[Saved data entries]
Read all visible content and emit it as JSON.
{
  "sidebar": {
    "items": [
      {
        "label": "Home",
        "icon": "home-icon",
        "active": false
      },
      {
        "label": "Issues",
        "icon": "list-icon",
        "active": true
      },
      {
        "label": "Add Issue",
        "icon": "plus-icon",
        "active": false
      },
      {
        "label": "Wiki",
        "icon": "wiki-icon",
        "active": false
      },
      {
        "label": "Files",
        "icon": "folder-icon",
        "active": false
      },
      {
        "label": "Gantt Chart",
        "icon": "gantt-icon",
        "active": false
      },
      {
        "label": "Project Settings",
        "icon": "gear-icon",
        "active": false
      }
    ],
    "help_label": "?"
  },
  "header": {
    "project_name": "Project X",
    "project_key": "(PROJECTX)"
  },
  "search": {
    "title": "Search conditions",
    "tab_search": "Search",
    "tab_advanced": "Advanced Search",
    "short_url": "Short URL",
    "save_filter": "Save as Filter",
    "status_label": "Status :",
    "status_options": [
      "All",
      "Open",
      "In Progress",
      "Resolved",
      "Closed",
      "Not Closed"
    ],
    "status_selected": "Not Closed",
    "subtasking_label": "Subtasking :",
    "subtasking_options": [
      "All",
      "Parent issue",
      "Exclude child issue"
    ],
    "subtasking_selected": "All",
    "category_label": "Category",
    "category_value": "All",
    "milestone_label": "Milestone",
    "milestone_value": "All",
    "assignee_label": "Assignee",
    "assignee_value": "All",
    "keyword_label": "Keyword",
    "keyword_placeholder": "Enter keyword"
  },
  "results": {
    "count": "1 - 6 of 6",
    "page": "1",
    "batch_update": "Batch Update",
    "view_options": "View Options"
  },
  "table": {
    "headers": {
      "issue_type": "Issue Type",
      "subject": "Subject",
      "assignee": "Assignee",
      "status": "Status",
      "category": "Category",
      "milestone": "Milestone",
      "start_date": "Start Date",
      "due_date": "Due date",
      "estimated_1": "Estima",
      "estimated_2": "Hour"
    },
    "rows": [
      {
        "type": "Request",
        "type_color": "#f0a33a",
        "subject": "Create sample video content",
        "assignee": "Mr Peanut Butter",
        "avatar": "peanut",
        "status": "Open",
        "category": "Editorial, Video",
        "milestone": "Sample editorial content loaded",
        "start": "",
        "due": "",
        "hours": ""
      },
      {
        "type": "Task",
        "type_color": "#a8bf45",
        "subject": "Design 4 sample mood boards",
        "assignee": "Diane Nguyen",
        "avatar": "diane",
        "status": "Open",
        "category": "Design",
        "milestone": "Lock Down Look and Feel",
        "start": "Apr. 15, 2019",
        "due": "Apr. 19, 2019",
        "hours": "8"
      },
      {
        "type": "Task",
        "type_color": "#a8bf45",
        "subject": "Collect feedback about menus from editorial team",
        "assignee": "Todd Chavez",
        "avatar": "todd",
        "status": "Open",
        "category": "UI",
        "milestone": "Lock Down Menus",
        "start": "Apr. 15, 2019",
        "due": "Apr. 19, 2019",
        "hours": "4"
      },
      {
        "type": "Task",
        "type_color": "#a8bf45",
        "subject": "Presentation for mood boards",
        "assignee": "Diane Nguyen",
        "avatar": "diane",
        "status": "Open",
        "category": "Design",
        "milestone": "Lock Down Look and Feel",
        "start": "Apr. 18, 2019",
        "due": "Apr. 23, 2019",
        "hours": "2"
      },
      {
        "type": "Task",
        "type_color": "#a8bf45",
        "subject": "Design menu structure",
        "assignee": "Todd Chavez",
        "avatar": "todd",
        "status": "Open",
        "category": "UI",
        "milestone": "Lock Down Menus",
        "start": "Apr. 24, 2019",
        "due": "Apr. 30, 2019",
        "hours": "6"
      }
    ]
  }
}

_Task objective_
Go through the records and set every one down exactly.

_Answer for this exercise_
Read all visible content and emit it as JSON.
{
  "sidebar": {
    "items": [
      {
        "label": "Home",
        "icon": "home-icon",
        "active": false
      },
      {
        "label": "Issues",
        "icon": "list-icon",
        "active": true
      },
      {
        "label": "Add Issue",
        "icon": "plus-icon",
        "active": false
      },
      {
        "label": "Wiki",
        "icon": "wiki-icon",
        "active": false
      },
      {
        "label": "Files",
        "icon": "folder-icon",
        "active": false
      },
      {
        "label": "Gantt Chart",
        "icon": "gantt-icon",
        "active": false
      },
      {
        "label": "Project Settings",
        "icon": "gear-icon",
        "active": false
      }
    ],
    "help_label": "?"
  },
  "header": {
    "project_name": "Project X",
    "project_key": "(PROJECTX)"
  },
  "search": {
    "title": "Search conditions",
    "tab_search": "Search",
    "tab_advanced": "Advanced Search",
    "short_url": "Short URL",
    "save_filter": "Save as Filter",
    "status_label": "Status :",
    "status_options": [
      "All",
      "Open",
      "In Progress",
      "Resolved",
      "Closed",
      "Not Closed"
    ],
    "status_selected": "Not Closed",
    "subtasking_label": "Subtasking :",
    "subtasking_options": [
      "All",
      "Parent issue",
      "Exclude child issue"
    ],
    "subtasking_selected": "All",
    "category_label": "Category",
    "category_value": "All",
    "milestone_label": "Milestone",
    "milestone_value": "All",
    "assignee_label": "Assignee",
    "assignee_value": "All",
    "keyword_label": "Keyword",
    "keyword_placeholder": "Enter keyword"
  },
  "results": {
    "count": "1 - 6 of 6",
    "page": "1",
    "batch_update": "Batch Update",
    "view_options": "View Options"
  },
  "table": {
    "headers": {
      "issue_type": "Issue Type",
      "subject": "Subject",
      "assignee": "Assignee",
      "status": "Status",
      "category": "Category",
      "milestone": "Milestone",
      "start_date": "Start Date",
      "due_date": "Due date",
      "estimated_1": "Estima",
      "estimated_2": "Hour"
    },
    "rows": [
      {
        "type": "Request",
        "type_color": "#f0a33a",
        "subject": "Create sample video content",
        "assignee": "Mr Peanut Butter",
        "avatar": "peanut",
        "status": "Open",
        "category": "Editorial, Video",
        "milestone": "Sample editorial content loaded",
        "start": "",
        "due": "",
        "hours": ""
      },
      {
        "type": "Task",
        "type_color": "#a8bf45",
        "subject": "Design 4 sample mood boards",
        "assignee": "Diane Nguyen",
        "avatar": "diane",
        "status": "Open",
        "category": "Design",
        "milestone": "Lock Down Look and Feel",
        "start": "Apr. 15, 2019",
        "due": "Apr. 19, 2019",
        "hours": "8"
      },
      {
        "type": "Task",
        "type_color": "#a8bf45",
        "subject": "Collect feedback about menus from editorial team",
        "assignee": "Todd Chavez",
        "avatar": "todd",
        "status": "Open",
        "category": "UI",
        "milestone": "Lock Down Menus",
        "start": "Apr. 15, 2019",
        "due": "Apr. 19, 2019",
        "hours": "4"
      },
      {
        "type": "Task",
        "type_color": "#a8bf45",
        "subject": "Presentation for mood boards",
        "assignee": "Diane Nguyen",
        "avatar": "diane",
        "status": "Open",
        "category": "Design",
        "milestone": "Lock Down Look and Feel",
        "start": "Apr. 18, 2019",
        "due": "Apr. 23, 2019",
        "hours": "2"
      },
      {
        "type": "Task",
        "type_color": "#a8bf45",
        "subject": "Design menu structure",
        "assignee": "Todd Chavez",
        "avatar": "todd",
        "status": "Open",
        "category": "UI",
        "milestone": "Lock Down Menus",
        "start": "Apr. 24, 2019",
        "due": "Apr. 30, 2019",
        "hours": "6"
      }
    ]
  }
}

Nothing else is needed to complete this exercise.